One important point is that low trusters lose out on opportunities not taken. In a business contexts this would mean missed out deals, investments and business relationships. Business is in many aspects based on trust.

To trust or not to trust

As discussed in the Issue of Trust post, the incentives for dishonesty are much stronger in a developing country like the Ivory Coast, and consequently it makes more sense to have lower trust in others.

On the other hand the benefits and opportunities from having high trust are tremendous, so when doing business in the Ivory Coast one has to handle a balancing act between trusting people, and avoiding being duped. I’d say handling of this is one of the most important factors for business success in a place like the Ivory Coast.

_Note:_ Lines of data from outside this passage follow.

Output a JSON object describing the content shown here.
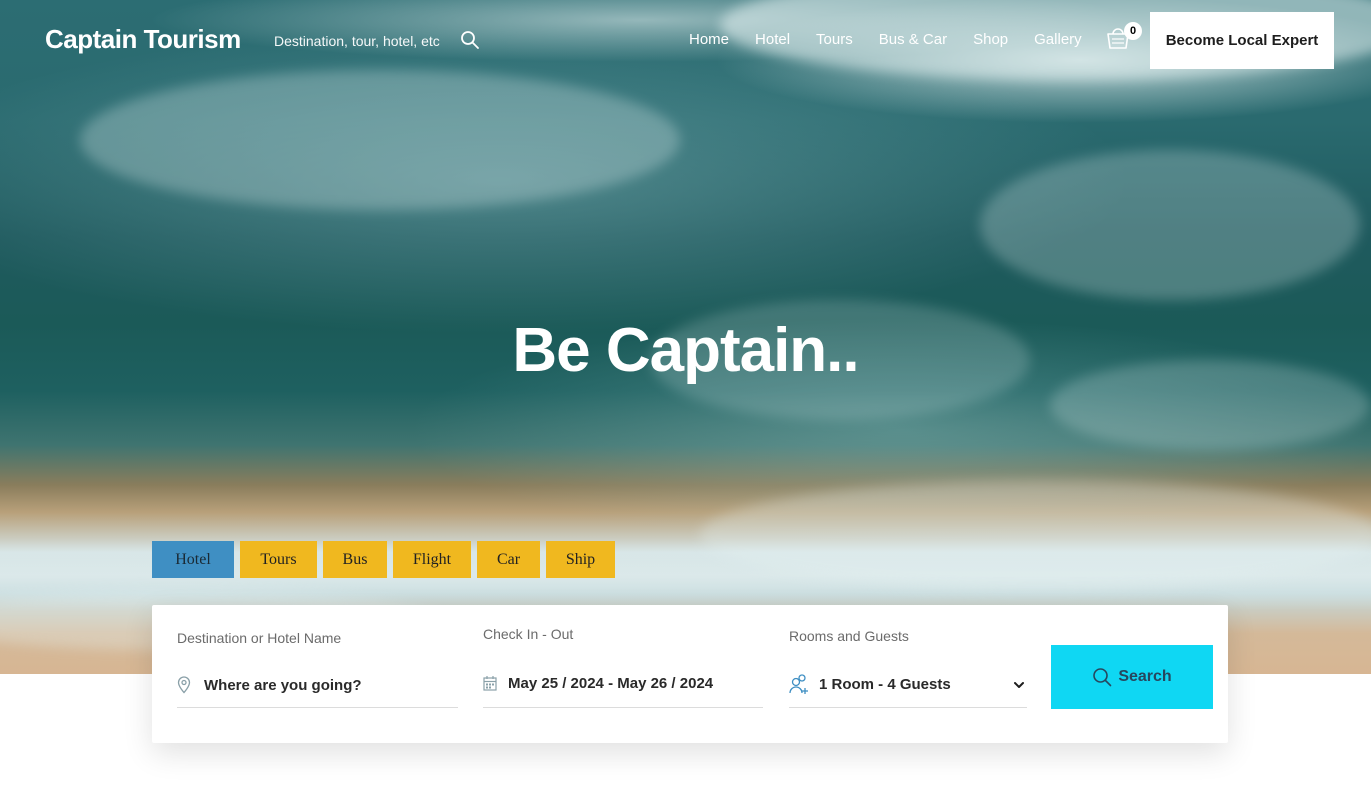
{
  "header": {
    "brand": "Captain Tourism",
    "search_placeholder": "Destination, tour, hotel, etc",
    "nav": [
      "Home",
      "Hotel",
      "Tours",
      "Bus & Car",
      "Shop",
      "Gallery"
    ],
    "cart_count": "0",
    "cta_label": "Become Local Expert"
  },
  "hero": {
    "title": "Be Captain.."
  },
  "booking": {
    "tabs": [
      "Hotel",
      "Tours",
      "Bus",
      "Flight",
      "Car",
      "Ship"
    ],
    "active_tab": "Hotel",
    "destination": {
      "label": "Destination or Hotel Name",
      "placeholder": "Where are you going?"
    },
    "dates": {
      "label": "Check In - Out",
      "value": "May 25 / 2024 - May 26 / 2024"
    },
    "rooms": {
      "label": "Rooms and Guests",
      "value": "1 Room - 4 Guests"
    },
    "search_label": "Search"
  },
  "colors": {
    "tab_active": "#3f8fc3",
    "tab_inactive": "#f0b81f",
    "search_button": "#0fd7f3",
    "cta_bg": "#ffffff"
  },
  "icons": [
    "search-icon",
    "cart-icon",
    "location-pin-icon",
    "calendar-icon",
    "guests-icon",
    "chevron-down-icon"
  ]
}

It would be interesting to make the  experiment of the Not Polyannas paper in the Ivory Coast. My guess is that if the high and low trust levels are redefined lower, one would get the same result, but who knows.

As far away from Africa as it gets

Lately I have been at a corporate event at a  conference hotel in  the Austrian alps.  Tomorrow there is a programme point involving taking a funicular up to a mountain, walking around a bit, socializing while eating wienerschnitzel and drinking some really good beer. So, ehm yes, sometimes it’s very hard to complain about the day job.

Anyhow, in the programme above this point I read:

## Start of mandatory event for all participants ##

Mandatory fun in other words. Only in German-speaking places…     Culturally speaking, if the Ivory Coast and Africa is at one end of the spectrum, this got to be pretty close to the other end.

Absolutely no woro woros in sight